Posters that read “TTIP – Get off the Fields!” or “TTIP, Up the Wrong Tree” referred to the free-trade agreement between the E.U. and U.S., currently in negotiation to the exclusion of the public. The agreement could downgrade European standards regarding environmental concerns and food safety and includes regulations on the use of GM technology, treating livestock with hormones and the use of pesticides. The precautionary principle of the E.U., that is, that the manufacturer verifies a product’s safety with respect to human health before putting it on the market, could be softened. This would open the floodgates of Europe to U.S. agribusiness. It is feared that aggressive marketing strategies would ruin small-scale farming infrastructure, potentially leading it to die out.

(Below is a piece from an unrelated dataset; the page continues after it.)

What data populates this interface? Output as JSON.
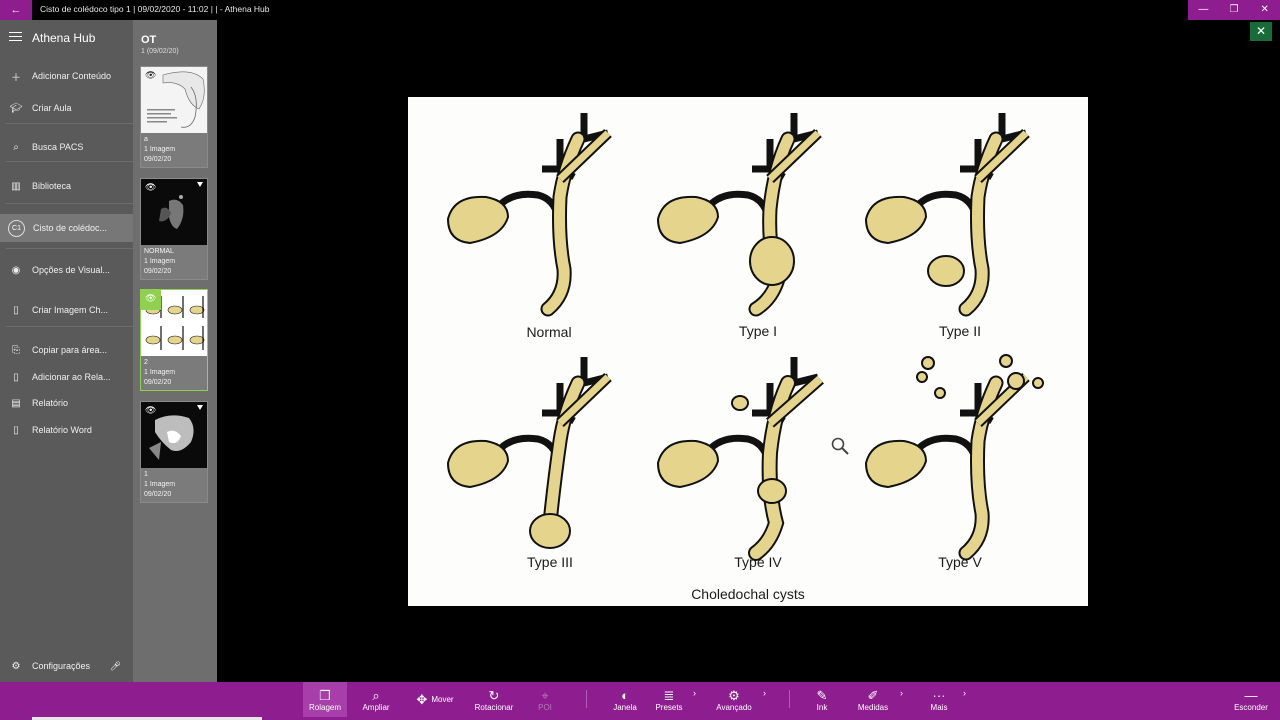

Shortly before turning onto Wilhelmstraße we find ourselves in a strange smelling haze. The beekeepers have smoked out the entire procession with their smokers! They were criticizing the widespread use of pesticides and genetically modified seeds as possible causes of colony collapse disorder. Beekeepers receive no agricultural subsidies whatsoever although they contribute to pollinating a large percentage of field crops.
With “Vielfalt statt Einfalt” (Diversity Instead of Sameness) a change of thinking in conventional agricultural practices was being urged with regards to seed patenting and the increasing expansion of monocultures worldwide.
Passing the Department of Agriculture we walked and danced ourselves in a zig-zag through the government district, which isn’t exactly hustling and bustling on Saturday. At least three drum groups and some rowdy participants with music created a high-spirited atmosphere and various chants gave expression to political demands.
For the advancement of animal welfare, animal rights activists demanded, “Stoppt Tierfabriken!” (Stop animal factories!) against the expansion of mega stalls. New feed lots where animals are kept and tortured for their entire lives for human consumption are increasingly being approved, even though with meat Germany boasts a 120% level of self-sufficiency.
International aid organizations have called attention to existing world hunger and land-grabbing and the appropriation of land and arable land by corporations. It took a half hour for the last marchers at Potsdamer Platz to start moving.
At around 3 p.m. those at the front had reached the final gathering place of the demonstration, a stage in front of the Federal Chancellery. Here, too, there were booths with handouts, treats, and speeches again attempting to create a can-do atmosphere for the future of agricultural politics.
Leaving the rally on our way to Berlin Central Station at the foot bridge over the Spree, a rally worker using a rainwater tank as a donation box thanked us effusively for participating: “50,000 people!! That’s crazy! Thanks for coming!”
Year to year the increasing number of participants in colourful demonstrations urging nothing less than a global revolution of the agricultural sector and ending world hunger is an expression of a growing social consciousness of the consequences of food production and consumption. And the resistance is making progress.
In Germany, for instance, genetically modified corn can no longer be planted, and initiatives and actions against the construction of factory farms are ever-multiplying. Yet such small, hard-won achievements are threatened by so-called free-trade agreements such as TTIP and CETA and by the insanity of neoliberal deregulation, which could nip these efforts toward a re-ecologization of agriculture right in the bud.
In the course of the day consumers and producers demonstrated shoulder-to-shoulder and showed that a part of the population is outraged about a policy promoting an agriculture that ruins the basis of life for itself and all people. And it was also shown that there are organizations, initiatives and individuals who champion the betterment of these relationships all year long. There is reason to hope.